Releasing Raku modules with fez

Argo Raku — Published on .

Last week I got a message on Matrix, asking me to update one of my Raku modules, Config::Parser::TOML. One of the dependencies had been updated, and the old one is no longer available through the module installer zef. Its not that big a change, and there are tests available, so its a reasonably small fix on itself.

Recently I’ve set up Argo Workflows for my CI/CD desires, and I found this a good and simple Raku project to try and incorporate into a workflow. Since I had some additional quality checks ready to use in my workflow, this has resulted in REUSE compliance for this Raku module, in addition to the regular prove tests already available in the project. Additionally, the de facto default module authoring tool fez also brings a few new checks that have been incorporated.

While all that is good, there were some annoyances I encountered while configuring this. Notably, I’ve found fez to be a chore to work with when it comes to non-interactive use. All CI/CD jobs run in their own Kubernetes pods, and should not require any interaction from myself during these runs. I am writing this blog post mainly to write down the annoyances I encountered, hoping that fez can be improved in the future.

Lets start with the first issue I encountered while setting up the workflow: zef install fez fails by default. zef gives the advice to --exclude one of the dependencies, and going by the issues reported on their Github repository, this seems to be accepted workaround. However, I’d argue that this workaround should not be needed to begin with. Especially seeing as fez works fine and I have absolutely no clue what this z is or how I can supply it. Either drop this dependency, or document its use and upstream so people can package it.

The second issue I encountered was with the login functionality of fez. There seems to be no way to handle this non-interactively. The way around this for me has become to use expect scripts, but this is obviously not very pretty and will break whenever the interactive interface of fez changes. A good means of non-interactive authentication would be great to have. I’ve considered to just mount fez’s config/cache into the containers, but the documentation warns that tokens aren’t permanent to begin with.

Next up there’s the actual upload command. I’m running it twice in my workflow, once with --dry-run and once with --force. The first one is done as a preliminary quality check to see if there’s any obvious issues that ought to be fixed beforehand. I noticed on a subsequent run (the one with --force) that the dry run isn’t all that dry. It leaves an sdist directory, which in turn will get included in the next step. There’s a flag to create this sdist directory, but no flag to do the inverse. My solution is to end this step with rm -fr -- sdist to clean it up again.

And lastly, when all quality assurance checks have passed, the fez upload --force command is ran on the working directory. I’d rather not force anything here, but the alternative is that another interactive question pops up and the job hangs forever.
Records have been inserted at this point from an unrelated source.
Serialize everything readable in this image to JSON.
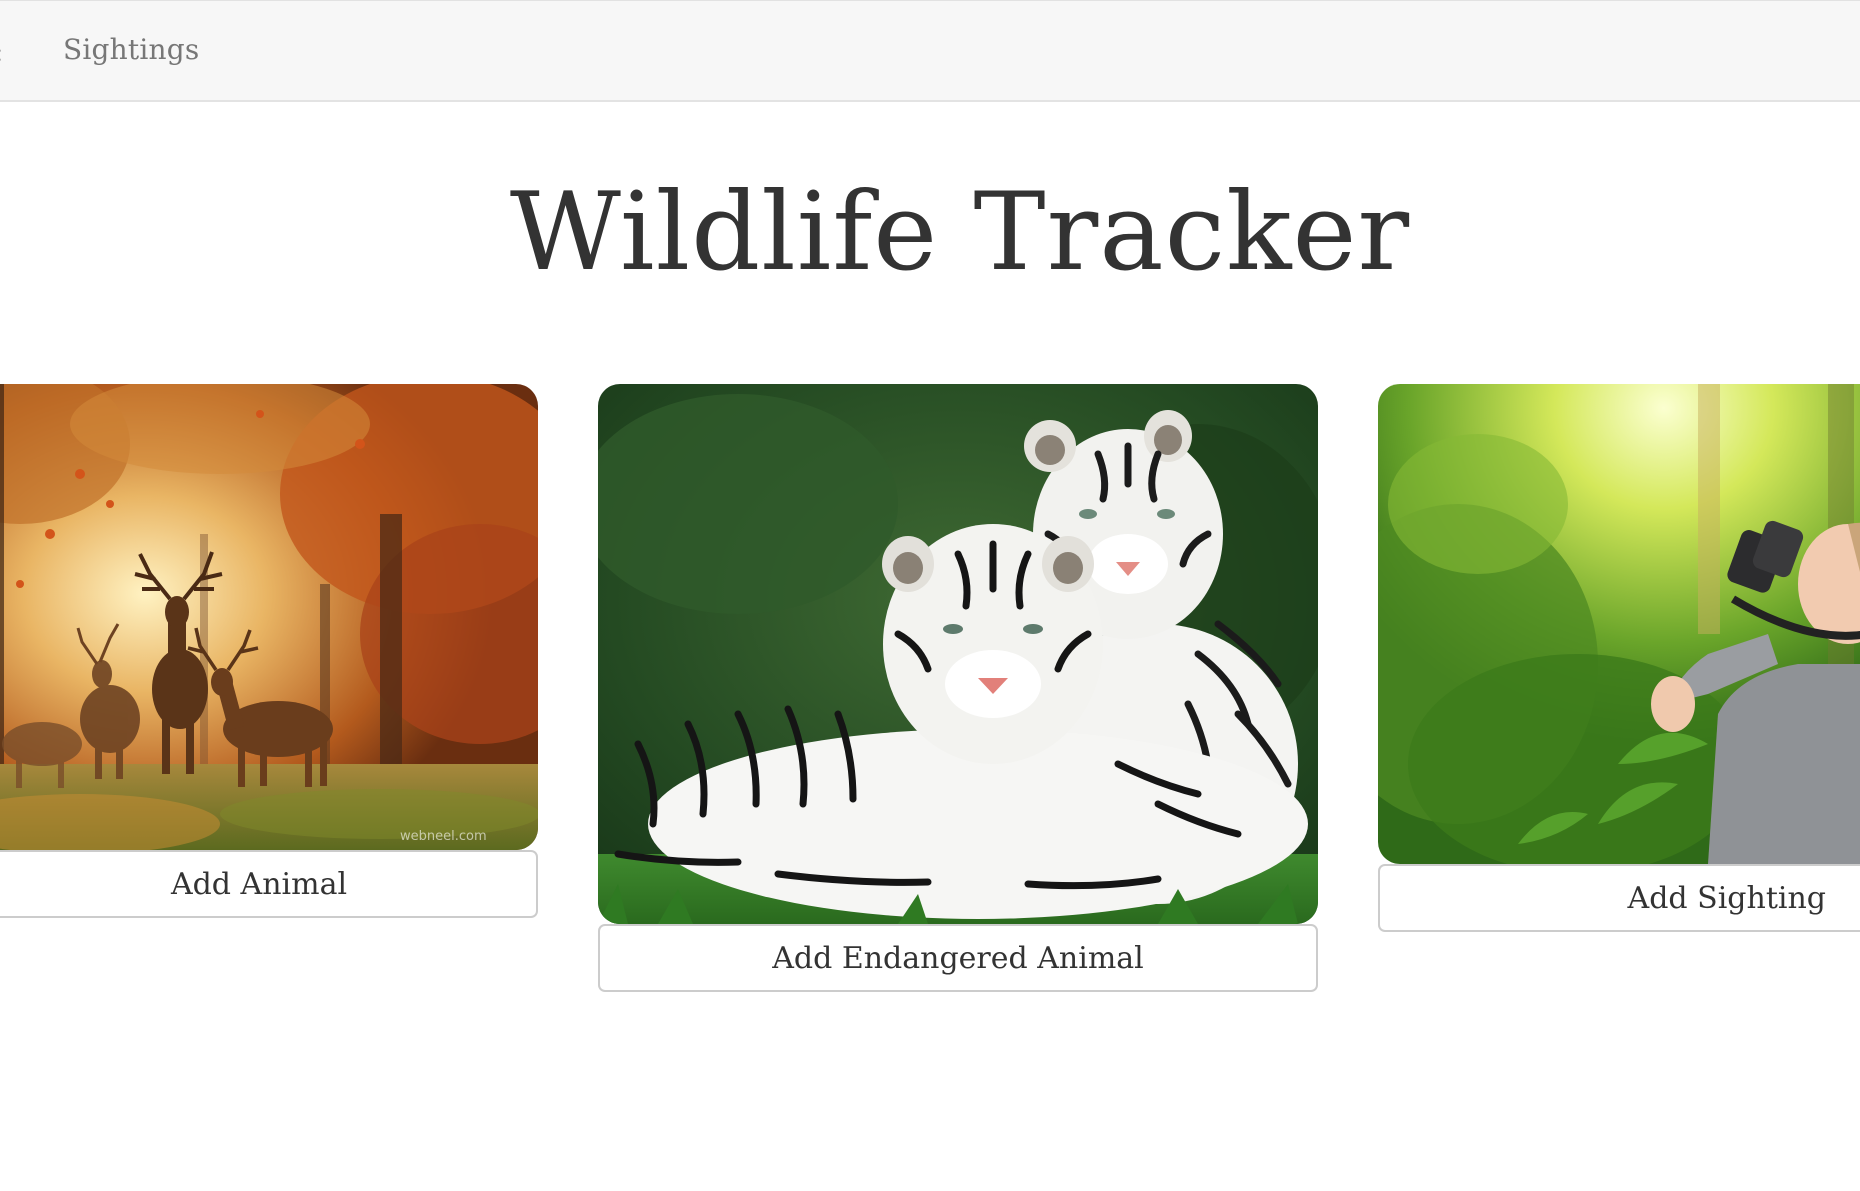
{
  "nav": {
    "partial_link": ":",
    "sightings_label": "Sightings"
  },
  "page": {
    "title": "Wildlife Tracker"
  },
  "cards": [
    {
      "image": "deer-in-autumn-forest",
      "button_label": "Add Animal",
      "watermark": "webneel.com"
    },
    {
      "image": "white-tigers",
      "button_label": "Add Endangered Animal"
    },
    {
      "image": "birdwatcher-with-binoculars",
      "button_label": "Add Sighting"
    }
  ],
  "colors": {
    "navbar_bg": "#f7f7f7",
    "nav_text": "#777777",
    "title_text": "#333333",
    "button_border": "#cccccc"
  }
}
I don’t know all the possible prompts fez can generate, and for this one I didn’t even bother to try and look that up. Rather than a --force to practically say “yes” to everything, I’d prefer an option to say “no” to everything, failing the pipeline immediately.

Another pet-peeve of mine is that fez seemingly doesn’t use exit codes. No matter what happens, even something quite important such as login with incorrect credentials, it always returns 0 as exit code. This should obviously be fixed sooner rather than later, as it is quite simple and it is the basis for many systems to check the exit code to deduce something is wrong.

Uploads of module updates are currently working, which is good, but I feel like a lot of workaround code I had to write should not be necessary. If fez can fix these issues, it will be much more of a breeze to use, which in turn hopefully encourages more automated testing and distributing of Raku modules. This can be a great boon for the module ecosystem and overall community.